Judgments affirmed. Sognier, C. J., concurs. McMurray, P. J., concurs in judgment only.NOTES

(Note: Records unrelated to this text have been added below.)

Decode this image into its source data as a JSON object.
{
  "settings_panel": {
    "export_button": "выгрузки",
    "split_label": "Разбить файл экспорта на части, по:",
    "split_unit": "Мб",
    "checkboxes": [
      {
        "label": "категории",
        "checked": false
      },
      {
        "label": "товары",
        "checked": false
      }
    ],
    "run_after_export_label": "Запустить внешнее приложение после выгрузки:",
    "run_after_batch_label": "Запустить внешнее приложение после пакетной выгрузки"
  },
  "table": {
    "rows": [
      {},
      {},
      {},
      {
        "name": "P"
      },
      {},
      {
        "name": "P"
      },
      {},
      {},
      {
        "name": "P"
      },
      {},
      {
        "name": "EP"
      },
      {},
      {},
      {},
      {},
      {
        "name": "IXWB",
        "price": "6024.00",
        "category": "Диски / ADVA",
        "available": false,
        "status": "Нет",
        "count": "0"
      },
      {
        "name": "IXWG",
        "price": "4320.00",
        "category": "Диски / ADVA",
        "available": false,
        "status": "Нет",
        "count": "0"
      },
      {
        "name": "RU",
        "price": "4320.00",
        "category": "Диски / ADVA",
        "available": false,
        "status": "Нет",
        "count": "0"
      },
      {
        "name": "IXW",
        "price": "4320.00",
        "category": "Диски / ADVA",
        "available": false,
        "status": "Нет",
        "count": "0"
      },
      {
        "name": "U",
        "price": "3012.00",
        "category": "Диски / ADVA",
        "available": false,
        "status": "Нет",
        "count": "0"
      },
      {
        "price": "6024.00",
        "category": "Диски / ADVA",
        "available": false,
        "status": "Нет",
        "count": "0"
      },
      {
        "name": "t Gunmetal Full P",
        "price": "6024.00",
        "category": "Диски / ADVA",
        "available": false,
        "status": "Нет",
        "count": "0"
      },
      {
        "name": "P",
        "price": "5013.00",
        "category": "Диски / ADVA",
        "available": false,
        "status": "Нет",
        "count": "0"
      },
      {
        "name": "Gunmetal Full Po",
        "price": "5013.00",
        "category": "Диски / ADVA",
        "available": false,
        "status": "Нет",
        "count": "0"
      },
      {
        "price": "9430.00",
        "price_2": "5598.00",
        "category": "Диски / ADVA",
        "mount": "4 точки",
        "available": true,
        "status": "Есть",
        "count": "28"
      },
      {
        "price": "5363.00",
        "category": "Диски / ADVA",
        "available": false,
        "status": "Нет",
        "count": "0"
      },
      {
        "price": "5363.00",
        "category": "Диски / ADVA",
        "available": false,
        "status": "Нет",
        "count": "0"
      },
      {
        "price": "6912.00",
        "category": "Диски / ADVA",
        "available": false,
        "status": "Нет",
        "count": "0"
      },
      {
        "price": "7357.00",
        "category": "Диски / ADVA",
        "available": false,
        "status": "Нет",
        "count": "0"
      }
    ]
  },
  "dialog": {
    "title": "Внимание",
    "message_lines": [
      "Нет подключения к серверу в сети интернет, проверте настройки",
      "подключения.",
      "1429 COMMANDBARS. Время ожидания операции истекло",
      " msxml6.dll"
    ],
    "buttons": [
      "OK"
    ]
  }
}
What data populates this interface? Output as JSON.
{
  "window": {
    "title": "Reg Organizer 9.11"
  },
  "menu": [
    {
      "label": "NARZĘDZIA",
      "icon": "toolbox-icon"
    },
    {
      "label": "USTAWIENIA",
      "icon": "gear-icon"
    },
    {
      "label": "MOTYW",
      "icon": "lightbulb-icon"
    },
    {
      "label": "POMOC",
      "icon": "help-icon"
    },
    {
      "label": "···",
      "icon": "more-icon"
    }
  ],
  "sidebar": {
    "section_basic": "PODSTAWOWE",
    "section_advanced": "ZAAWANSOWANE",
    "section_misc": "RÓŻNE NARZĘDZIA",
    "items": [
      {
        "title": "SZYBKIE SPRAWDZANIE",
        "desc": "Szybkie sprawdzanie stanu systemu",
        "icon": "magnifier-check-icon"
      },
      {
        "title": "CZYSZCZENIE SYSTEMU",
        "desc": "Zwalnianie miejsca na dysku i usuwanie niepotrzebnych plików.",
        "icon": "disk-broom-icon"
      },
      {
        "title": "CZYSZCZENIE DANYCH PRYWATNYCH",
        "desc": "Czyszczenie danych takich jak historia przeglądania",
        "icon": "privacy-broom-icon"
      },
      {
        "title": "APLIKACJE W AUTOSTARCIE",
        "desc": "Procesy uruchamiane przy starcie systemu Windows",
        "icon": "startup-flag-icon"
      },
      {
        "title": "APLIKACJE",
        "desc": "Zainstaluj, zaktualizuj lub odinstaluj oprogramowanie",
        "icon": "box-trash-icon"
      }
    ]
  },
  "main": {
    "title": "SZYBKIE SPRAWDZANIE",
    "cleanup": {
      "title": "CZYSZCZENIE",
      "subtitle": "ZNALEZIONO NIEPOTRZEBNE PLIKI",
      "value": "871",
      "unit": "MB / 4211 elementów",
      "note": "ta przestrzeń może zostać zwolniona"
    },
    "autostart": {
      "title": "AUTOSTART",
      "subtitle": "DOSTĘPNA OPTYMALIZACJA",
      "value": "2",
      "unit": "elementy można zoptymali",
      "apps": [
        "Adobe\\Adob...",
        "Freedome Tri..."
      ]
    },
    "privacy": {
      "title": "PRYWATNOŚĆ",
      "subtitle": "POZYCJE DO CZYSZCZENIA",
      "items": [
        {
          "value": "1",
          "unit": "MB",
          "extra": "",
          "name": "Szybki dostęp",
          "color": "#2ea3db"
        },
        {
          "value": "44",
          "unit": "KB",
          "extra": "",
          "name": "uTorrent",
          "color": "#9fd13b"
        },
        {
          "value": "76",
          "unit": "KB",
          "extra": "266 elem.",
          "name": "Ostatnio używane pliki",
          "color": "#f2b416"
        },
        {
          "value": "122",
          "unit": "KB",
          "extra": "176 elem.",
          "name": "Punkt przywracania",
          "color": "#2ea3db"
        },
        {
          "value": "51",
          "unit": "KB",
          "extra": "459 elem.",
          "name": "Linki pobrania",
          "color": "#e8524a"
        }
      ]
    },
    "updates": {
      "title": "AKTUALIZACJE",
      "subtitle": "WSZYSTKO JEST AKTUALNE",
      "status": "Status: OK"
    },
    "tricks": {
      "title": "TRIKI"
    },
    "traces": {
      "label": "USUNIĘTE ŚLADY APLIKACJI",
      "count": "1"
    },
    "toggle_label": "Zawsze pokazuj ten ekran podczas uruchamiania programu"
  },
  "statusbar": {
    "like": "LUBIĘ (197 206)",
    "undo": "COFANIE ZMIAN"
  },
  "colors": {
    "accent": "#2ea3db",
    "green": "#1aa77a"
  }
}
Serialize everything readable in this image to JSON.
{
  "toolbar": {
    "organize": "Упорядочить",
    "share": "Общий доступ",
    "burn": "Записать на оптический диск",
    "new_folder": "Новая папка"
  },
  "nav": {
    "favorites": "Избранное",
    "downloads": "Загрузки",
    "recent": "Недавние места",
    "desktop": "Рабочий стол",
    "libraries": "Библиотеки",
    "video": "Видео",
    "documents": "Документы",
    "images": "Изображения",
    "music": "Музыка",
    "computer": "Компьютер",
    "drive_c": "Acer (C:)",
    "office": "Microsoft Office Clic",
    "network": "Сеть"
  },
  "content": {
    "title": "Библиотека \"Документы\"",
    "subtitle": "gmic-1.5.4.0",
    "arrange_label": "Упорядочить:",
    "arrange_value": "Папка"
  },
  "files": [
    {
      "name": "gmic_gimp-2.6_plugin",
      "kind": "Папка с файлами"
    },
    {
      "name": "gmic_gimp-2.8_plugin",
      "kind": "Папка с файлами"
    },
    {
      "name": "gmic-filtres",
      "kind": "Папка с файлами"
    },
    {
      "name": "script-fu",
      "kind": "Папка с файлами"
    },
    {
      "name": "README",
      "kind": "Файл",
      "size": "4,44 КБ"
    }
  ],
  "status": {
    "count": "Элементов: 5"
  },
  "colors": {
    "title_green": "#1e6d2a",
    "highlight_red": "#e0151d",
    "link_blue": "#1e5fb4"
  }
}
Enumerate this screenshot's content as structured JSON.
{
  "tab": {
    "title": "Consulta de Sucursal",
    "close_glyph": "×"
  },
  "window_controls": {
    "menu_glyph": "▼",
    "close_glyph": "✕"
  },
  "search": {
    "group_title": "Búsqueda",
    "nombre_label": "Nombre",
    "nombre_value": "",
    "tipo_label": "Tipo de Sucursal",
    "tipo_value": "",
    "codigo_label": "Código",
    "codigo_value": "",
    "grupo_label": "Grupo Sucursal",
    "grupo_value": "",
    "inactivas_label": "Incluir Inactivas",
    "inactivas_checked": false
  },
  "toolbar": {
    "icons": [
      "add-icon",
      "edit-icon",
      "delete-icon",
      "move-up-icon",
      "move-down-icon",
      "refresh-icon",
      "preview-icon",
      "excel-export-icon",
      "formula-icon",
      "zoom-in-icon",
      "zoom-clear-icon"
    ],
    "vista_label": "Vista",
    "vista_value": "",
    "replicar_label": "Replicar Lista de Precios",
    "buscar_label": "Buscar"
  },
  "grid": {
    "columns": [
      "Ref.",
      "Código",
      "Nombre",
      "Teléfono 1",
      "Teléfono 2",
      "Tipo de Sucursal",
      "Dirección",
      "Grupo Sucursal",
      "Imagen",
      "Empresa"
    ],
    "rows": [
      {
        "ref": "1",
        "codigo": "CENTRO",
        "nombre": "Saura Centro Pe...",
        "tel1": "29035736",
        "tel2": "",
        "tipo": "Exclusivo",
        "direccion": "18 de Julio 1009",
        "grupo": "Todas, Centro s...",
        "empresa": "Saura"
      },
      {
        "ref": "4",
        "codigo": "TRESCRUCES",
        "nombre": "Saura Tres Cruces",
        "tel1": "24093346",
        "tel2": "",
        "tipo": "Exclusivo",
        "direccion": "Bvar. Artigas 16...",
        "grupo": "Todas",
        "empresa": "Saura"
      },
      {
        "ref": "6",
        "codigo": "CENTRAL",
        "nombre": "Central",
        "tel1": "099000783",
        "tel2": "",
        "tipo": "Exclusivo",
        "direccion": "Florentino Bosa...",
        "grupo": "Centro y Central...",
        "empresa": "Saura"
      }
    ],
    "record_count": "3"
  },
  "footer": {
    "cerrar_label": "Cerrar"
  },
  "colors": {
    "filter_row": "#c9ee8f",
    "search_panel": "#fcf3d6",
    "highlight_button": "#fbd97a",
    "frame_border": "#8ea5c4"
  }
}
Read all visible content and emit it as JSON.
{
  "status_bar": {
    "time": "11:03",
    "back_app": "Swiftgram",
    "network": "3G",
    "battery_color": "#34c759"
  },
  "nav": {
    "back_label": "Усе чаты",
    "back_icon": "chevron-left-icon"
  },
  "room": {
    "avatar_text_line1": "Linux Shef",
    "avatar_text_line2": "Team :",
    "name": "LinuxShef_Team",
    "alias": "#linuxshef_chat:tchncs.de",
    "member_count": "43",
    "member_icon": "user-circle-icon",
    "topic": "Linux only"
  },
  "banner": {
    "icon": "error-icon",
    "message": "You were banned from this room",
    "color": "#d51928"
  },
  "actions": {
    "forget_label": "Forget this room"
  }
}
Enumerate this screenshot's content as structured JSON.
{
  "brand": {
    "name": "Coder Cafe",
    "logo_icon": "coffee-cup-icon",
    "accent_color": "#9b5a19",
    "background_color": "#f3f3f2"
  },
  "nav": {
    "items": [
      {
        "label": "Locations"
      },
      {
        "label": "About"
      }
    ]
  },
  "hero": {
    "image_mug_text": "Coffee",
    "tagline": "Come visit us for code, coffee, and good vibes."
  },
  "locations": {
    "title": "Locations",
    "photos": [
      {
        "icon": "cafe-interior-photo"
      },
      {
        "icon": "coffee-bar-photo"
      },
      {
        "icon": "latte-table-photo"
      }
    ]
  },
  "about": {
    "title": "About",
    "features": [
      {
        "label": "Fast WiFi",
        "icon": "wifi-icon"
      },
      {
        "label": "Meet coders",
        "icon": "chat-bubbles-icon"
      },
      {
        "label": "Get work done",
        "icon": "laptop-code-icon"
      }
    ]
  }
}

 Mr. Dorsey argues that the trial court improperly refused to rule on the victim's competency prior to her testimony. Our review of the record suggests his characterization of the course of events is not accurate. Instead, there seems to have been a general agreement that the better procedure would be to examine and rule on the competency of the victim and each of the victim's personalities as they appeared at trial rather than having a separate hearing in which the court and parties would have to anticipate which personalities would emerge at trial and attempt to bring them out prior to trial simply to assess their competency to testify. To the extent Mr. Dorsey did not agree to this procedure, we approve it as a logical way to deal with a difficult and unique situation.